Wisconsin Nature

Peak Deer Season at the Center

It’s peak deer season at the Center. September through December is mating season, and evidence of white-tailed deer activity abounds if you know what to look for. During this time, termed the rut, this animal’s driving purpose is to mate, and as such there are behaviors that deer engage in that are unique. As you spot the signs of these hormone-fueled white-tailed deer, it’s good to know about what motivates the various behaviors behind what you find on the trail.

Signs of Deer

A great thing about early snow is that it provides the ability for people to see tracks. They are probably the first thing alerting hikers to the presence of deer. Tracks can lead people directly to them, or to their activity, such as signs of a buck rubbing on tamarack trees, which deer prize for their scent. The evidence of this behavior is called a rub, which is the scraped off bark of trees where males have cleaned their antlers of velvet coating. They clean off the velvet because females are attracted to polished, clean antlers, and it is a prime example of mating behavior.

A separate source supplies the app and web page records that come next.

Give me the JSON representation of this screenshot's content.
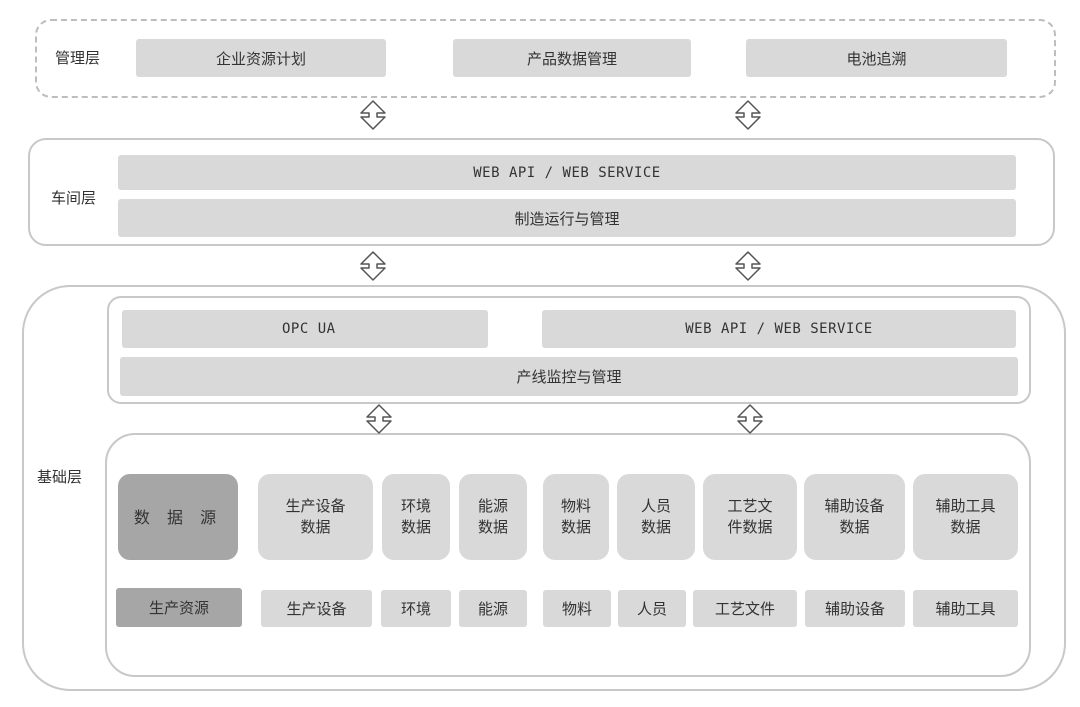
{
  "management": {
    "label": "管理层",
    "items": [
      "企业资源计划",
      "产品数据管理",
      "电池追溯"
    ]
  },
  "workshop": {
    "label": "车间层",
    "api": "WEB API / WEB SERVICE",
    "mom": "制造运行与管理"
  },
  "base": {
    "label": "基础层",
    "opc": "OPC UA",
    "api": "WEB API / WEB SERVICE",
    "line": "产线监控与管理",
    "data_source_label": "数 据 源",
    "data_items": [
      "生产设备\n数据",
      "环境\n数据",
      "能源\n数据",
      "物料\n数据",
      "人员\n数据",
      "工艺文\n件数据",
      "辅助设备\n数据",
      "辅助工具\n数据"
    ],
    "resource_label": "生产资源",
    "resource_items": [
      "生产设备",
      "环境",
      "能源",
      "物料",
      "人员",
      "工艺文件",
      "辅助设备",
      "辅助工具"
    ]
  }
}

Another way for males to get attention is to dig in the ground near a tree and leave their scent by depositing urine in the churned up dirt. The scent is designed to alert females that a male motivated to mate is in the vicinity. The hole left behind is called a scrape. On the way to get to a tree where they leave the scrape, people can see signs of deer in the form of scat, or droppings, as well as patches of fur left on trees.

What Deer Eat

Most of these signs take place in areas where white-tailed deer congregate, where there is a good concentration of food. They like the edge of the forest near fields, where there are low-growing plants that provide nutritious material to eat. Deer are browsers instead of grazers, eating large amounts of twigs instead of grassy material. When a deer has been eating twigs, it leaves behind something called browse, which are markings on the branches where it pulled off the end of the woody stem. These creatures don’t have top teeth, so they literally pull off the twig rather than bite it off.

Schlitz Audubon is a perfect habitat for deer, as the low woody growth in the forest and near the prairies provides the best variety of diet for them. In the winter, a prime food source is white cedar, red osier dogwood, and basswood. As a non-woody food source, they also like ladybugs, which exist in congregations on the floor of the forest.

There is something majestic about seeing a white-tailed deer or a buck close up, and visitors hiking at Schlitz Audubon have a good chance of seeing one. It’s a stress-free environment and with deer focused on mating, they are more visible this time of year. Some bucks may grow large and display sizeable antlers, so the next time you’re hiking at the Center and spot a buck, count how many antler points it has. Though the Center’s deer are accustomed to people, they are still wild creatures and should be appreciated at a safe distance. People should refrain from feeding the deer as well. Enjoy this deer-friendly habitat for what it can show you about the deer’s mating season that applies throughout the region.